When Patricia Era Bath was born on November 4, 1942, she could have succumbed to the pressures and stresses associated with growing up in Harlem, New York. With the uncertainty present because of World War II and the challenges for members of Black communities in the 1940′s, one might little expect that a top flight scientist would emerge from their midst. Patricia Bath, however, saw only excitement and opportunity in her future, sentiments instilled by her parents. Her father, Rupert, was well-educated and an eclectic spirit. He was the first Black motorman for the New York City subway system, served as a merchant seaman, traveling abroad and wrote a newspaper column. Her mother Gladys, was the descendant of African slaves and Cherokee Native Americans. She worked as a housewife and domestic, saving money for her children’s education. Rupert was able to tell his daughter stories about his travels around the world, deepening her curiosity about people in other countries and their struggles. Her mother encouraged her to read constantly and broadened Patricia’s interest in science by buying her a chemistry set. With the direction and encouragement offered by her parents, Patricia quickly proved worthy of their efforts.

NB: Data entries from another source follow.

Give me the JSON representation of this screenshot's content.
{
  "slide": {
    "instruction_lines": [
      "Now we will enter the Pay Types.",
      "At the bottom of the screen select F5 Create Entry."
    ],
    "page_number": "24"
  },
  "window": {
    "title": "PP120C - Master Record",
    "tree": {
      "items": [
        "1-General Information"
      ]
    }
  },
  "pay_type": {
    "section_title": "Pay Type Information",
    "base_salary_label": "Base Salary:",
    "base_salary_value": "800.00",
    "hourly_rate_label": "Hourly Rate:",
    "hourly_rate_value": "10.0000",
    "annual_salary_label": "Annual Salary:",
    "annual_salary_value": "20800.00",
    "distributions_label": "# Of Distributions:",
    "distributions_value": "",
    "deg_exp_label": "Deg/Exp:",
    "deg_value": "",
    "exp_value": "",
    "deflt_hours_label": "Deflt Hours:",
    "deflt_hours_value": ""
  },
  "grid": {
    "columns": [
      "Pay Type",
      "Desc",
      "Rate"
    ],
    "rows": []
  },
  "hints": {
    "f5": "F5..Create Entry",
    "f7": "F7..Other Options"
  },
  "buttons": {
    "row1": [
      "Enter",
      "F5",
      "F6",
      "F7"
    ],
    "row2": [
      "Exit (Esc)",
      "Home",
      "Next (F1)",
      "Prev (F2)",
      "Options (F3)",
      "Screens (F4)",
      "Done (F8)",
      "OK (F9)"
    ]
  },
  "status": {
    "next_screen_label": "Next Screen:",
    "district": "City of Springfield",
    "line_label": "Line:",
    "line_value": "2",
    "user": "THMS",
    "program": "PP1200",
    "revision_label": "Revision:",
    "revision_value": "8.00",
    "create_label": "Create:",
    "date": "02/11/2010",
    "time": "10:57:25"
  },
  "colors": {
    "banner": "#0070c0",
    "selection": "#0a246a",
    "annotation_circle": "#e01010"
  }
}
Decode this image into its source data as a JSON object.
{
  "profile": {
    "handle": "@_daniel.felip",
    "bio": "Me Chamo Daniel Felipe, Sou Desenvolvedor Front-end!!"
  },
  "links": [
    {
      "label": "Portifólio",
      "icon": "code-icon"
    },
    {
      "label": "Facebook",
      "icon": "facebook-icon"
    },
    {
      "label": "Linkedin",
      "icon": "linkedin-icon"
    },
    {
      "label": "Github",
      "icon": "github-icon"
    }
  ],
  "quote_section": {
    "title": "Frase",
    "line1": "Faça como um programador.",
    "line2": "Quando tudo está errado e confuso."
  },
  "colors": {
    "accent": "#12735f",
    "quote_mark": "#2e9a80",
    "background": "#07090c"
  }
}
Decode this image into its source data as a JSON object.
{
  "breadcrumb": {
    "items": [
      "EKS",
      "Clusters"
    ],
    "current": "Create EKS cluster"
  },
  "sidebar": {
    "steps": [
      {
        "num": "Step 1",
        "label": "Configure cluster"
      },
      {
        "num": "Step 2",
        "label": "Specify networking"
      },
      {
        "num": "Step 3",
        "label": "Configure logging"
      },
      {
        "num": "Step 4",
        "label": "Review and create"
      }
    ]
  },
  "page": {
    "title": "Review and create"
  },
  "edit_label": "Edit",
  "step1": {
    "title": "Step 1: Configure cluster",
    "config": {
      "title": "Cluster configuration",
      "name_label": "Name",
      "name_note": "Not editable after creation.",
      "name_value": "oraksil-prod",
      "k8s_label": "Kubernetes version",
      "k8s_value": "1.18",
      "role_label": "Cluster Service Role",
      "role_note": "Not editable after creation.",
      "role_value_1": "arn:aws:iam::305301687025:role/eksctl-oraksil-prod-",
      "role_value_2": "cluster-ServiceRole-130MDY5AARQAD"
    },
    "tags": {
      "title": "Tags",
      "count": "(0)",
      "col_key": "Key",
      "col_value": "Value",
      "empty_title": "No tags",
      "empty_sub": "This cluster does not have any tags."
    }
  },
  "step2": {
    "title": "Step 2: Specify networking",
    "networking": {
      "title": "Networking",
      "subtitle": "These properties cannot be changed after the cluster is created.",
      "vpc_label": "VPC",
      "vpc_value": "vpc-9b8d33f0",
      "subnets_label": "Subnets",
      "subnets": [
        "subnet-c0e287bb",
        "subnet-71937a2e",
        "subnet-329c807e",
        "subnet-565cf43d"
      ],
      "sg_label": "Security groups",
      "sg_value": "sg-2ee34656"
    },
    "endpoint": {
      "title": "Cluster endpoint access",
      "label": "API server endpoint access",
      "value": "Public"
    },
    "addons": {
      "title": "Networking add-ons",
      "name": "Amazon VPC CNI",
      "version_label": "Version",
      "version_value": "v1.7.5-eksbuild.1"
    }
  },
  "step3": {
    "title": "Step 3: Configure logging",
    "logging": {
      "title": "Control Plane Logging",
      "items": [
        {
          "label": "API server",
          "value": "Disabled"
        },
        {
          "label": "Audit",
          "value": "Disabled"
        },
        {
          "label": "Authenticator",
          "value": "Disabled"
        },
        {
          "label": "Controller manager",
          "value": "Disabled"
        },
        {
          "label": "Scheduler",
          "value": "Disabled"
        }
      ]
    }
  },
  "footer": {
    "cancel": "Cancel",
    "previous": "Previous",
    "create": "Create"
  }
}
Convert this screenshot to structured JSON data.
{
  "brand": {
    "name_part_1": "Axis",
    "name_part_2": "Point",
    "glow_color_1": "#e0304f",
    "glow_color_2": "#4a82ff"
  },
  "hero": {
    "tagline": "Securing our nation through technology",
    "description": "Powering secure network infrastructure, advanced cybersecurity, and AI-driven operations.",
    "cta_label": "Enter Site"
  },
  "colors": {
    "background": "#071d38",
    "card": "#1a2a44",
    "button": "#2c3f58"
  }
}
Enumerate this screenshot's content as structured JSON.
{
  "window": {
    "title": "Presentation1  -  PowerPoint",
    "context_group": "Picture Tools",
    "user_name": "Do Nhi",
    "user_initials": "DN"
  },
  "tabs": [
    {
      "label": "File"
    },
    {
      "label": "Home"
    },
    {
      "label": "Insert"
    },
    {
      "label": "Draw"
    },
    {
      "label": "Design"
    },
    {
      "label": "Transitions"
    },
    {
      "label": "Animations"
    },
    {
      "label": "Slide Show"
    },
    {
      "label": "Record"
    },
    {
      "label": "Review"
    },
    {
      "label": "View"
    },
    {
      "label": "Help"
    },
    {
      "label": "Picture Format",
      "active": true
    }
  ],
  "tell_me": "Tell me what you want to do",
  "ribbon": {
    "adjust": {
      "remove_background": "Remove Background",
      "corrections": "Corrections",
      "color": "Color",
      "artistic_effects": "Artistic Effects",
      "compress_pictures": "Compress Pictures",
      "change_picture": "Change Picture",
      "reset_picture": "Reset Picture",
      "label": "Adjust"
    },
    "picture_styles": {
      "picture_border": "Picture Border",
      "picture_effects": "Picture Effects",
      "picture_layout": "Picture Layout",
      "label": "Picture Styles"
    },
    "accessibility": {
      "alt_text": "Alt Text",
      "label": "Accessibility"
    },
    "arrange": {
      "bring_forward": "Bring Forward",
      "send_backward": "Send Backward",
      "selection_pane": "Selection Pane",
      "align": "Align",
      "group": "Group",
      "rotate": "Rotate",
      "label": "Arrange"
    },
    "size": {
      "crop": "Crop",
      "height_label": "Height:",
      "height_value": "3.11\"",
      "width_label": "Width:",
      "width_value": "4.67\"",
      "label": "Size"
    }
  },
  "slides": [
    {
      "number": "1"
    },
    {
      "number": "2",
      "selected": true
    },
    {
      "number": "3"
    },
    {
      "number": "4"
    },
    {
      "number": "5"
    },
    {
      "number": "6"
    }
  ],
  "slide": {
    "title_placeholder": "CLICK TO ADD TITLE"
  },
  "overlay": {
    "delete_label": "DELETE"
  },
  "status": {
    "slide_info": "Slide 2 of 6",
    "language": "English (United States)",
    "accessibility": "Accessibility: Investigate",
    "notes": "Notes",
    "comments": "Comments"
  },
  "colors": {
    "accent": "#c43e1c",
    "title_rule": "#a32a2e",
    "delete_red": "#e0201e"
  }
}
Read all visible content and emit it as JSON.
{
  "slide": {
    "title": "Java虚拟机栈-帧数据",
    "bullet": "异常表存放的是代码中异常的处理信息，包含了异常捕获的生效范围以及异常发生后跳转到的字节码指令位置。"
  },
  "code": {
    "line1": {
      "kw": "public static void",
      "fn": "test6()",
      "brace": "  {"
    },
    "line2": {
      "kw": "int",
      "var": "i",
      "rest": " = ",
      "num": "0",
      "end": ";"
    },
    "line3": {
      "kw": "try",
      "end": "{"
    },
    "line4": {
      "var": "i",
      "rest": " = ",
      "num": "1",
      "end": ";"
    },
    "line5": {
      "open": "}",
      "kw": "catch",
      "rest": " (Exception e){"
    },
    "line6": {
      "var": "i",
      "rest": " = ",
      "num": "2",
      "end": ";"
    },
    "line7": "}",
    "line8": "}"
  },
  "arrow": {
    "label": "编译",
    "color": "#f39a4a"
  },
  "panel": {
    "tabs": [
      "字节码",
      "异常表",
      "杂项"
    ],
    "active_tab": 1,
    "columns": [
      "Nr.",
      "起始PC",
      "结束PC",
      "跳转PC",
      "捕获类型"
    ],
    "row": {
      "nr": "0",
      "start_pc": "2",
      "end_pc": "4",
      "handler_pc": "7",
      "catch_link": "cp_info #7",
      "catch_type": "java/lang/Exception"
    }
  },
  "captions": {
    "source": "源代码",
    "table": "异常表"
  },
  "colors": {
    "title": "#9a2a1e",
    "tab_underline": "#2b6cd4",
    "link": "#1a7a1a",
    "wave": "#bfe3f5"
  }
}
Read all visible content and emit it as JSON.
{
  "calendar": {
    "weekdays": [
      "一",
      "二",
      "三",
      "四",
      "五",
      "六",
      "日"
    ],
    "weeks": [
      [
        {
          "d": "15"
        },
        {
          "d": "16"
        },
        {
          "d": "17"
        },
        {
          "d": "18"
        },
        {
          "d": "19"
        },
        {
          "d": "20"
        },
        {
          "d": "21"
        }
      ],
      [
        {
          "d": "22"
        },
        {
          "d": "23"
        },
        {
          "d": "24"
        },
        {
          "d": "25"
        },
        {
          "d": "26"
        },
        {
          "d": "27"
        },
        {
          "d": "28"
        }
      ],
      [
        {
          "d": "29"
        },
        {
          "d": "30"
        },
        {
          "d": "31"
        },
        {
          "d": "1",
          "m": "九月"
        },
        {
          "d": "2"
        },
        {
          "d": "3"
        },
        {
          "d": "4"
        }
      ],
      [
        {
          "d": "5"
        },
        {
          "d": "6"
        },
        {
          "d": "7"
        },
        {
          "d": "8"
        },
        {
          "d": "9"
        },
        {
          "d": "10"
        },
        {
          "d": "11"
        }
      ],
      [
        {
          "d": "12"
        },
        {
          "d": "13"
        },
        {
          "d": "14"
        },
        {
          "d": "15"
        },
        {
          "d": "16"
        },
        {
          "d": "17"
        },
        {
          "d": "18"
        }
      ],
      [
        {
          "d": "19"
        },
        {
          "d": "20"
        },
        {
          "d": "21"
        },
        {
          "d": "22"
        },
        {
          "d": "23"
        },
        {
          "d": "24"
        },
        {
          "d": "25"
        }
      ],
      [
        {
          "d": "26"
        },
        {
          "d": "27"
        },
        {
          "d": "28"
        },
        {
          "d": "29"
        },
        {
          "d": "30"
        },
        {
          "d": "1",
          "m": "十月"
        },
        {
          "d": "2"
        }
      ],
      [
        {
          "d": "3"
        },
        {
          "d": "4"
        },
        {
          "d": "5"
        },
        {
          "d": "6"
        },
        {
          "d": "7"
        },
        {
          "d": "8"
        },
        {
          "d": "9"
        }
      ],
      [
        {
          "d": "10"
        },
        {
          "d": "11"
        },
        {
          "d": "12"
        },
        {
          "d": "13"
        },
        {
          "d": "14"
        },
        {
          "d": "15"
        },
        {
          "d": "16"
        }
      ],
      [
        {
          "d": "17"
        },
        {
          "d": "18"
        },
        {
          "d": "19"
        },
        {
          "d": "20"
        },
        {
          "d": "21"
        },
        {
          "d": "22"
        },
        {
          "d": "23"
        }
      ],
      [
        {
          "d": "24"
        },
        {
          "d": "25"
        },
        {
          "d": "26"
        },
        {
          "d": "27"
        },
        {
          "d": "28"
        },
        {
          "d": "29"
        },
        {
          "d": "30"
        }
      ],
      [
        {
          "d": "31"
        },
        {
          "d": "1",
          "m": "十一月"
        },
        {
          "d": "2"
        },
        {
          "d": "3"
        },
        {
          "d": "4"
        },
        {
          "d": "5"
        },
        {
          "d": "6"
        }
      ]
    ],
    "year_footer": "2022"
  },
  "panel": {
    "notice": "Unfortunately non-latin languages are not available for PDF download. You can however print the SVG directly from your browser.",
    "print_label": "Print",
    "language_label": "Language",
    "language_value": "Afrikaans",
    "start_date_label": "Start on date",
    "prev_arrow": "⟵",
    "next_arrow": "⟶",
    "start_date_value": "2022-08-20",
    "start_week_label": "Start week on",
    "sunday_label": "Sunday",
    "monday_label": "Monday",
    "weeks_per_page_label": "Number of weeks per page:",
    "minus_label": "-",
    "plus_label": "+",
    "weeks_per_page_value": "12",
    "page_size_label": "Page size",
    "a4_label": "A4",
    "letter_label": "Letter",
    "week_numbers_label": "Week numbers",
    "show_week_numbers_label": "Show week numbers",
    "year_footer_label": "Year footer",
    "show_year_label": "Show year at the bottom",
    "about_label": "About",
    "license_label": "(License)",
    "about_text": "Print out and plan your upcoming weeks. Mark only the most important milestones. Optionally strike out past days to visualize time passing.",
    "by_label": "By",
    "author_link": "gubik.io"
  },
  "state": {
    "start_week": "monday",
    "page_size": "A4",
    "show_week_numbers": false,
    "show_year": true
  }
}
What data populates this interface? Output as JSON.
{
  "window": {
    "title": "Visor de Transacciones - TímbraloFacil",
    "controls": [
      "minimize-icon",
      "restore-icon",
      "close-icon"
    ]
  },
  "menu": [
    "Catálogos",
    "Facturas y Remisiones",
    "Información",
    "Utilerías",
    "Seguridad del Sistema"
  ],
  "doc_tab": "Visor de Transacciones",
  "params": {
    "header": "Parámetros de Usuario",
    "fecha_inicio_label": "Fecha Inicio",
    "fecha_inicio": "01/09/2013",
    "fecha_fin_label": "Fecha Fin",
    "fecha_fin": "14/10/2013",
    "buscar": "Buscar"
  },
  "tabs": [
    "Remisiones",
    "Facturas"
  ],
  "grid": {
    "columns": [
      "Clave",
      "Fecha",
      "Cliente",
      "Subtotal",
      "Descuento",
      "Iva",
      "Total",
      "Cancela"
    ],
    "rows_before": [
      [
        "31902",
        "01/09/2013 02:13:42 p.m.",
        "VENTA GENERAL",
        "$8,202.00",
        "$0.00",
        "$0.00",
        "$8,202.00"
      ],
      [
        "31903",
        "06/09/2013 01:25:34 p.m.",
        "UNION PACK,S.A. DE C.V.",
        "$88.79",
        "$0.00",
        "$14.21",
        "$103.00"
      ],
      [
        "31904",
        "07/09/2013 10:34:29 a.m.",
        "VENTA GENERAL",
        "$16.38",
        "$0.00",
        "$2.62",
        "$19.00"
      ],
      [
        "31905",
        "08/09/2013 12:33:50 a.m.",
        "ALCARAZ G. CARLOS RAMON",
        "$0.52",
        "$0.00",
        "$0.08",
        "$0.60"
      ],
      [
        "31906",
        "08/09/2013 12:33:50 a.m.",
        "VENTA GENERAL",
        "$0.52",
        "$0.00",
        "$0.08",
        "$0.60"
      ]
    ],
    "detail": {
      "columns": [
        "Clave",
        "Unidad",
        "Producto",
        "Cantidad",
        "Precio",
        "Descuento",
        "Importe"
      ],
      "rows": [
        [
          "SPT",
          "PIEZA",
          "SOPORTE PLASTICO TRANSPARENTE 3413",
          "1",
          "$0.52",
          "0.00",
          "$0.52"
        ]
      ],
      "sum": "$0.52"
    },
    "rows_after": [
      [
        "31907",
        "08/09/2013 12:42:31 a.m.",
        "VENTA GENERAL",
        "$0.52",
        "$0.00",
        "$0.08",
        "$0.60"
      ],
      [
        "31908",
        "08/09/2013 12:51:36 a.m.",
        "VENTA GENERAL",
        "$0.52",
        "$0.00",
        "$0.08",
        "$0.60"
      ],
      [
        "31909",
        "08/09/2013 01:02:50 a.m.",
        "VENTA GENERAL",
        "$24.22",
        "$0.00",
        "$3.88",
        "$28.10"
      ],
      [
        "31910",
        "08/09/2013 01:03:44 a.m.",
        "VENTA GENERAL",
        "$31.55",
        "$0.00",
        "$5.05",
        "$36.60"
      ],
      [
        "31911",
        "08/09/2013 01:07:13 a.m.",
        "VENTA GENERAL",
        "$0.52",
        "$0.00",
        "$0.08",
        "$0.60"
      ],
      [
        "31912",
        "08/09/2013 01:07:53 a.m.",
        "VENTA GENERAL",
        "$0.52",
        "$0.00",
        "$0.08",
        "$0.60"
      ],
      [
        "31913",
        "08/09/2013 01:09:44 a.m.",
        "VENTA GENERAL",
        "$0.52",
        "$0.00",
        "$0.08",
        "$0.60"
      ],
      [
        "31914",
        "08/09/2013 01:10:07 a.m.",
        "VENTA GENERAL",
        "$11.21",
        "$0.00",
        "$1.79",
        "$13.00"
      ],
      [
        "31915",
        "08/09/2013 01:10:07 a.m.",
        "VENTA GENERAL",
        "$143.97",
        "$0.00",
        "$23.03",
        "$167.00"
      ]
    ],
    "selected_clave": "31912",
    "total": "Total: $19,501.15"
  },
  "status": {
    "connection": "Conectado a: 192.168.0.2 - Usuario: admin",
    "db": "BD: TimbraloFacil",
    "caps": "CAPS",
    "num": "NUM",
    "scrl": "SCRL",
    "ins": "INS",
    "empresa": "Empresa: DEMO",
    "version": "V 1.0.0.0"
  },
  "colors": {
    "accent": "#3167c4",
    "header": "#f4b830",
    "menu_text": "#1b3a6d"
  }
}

Bath was enrolled in Charles Evans Hughes High School in New York where she served as the editor of the school’s science paper. In 1959, she was selected from a vast number of students across the country for a summer program at Yeshiva University (New York City) sponsored by the National Science Foundation. Only 16 years old she worked in the field of cancer research under the tutelage of Dr. Robert Bernard and Rabbi Moses D. Tendler. During the program she developed a number of theories about cancer growth and at the end of the summer she offered a mathematical equation that could be used to predict the rate of the growth of a cancer. So impressed with her was Dr. Bernard that he incorporated parts of her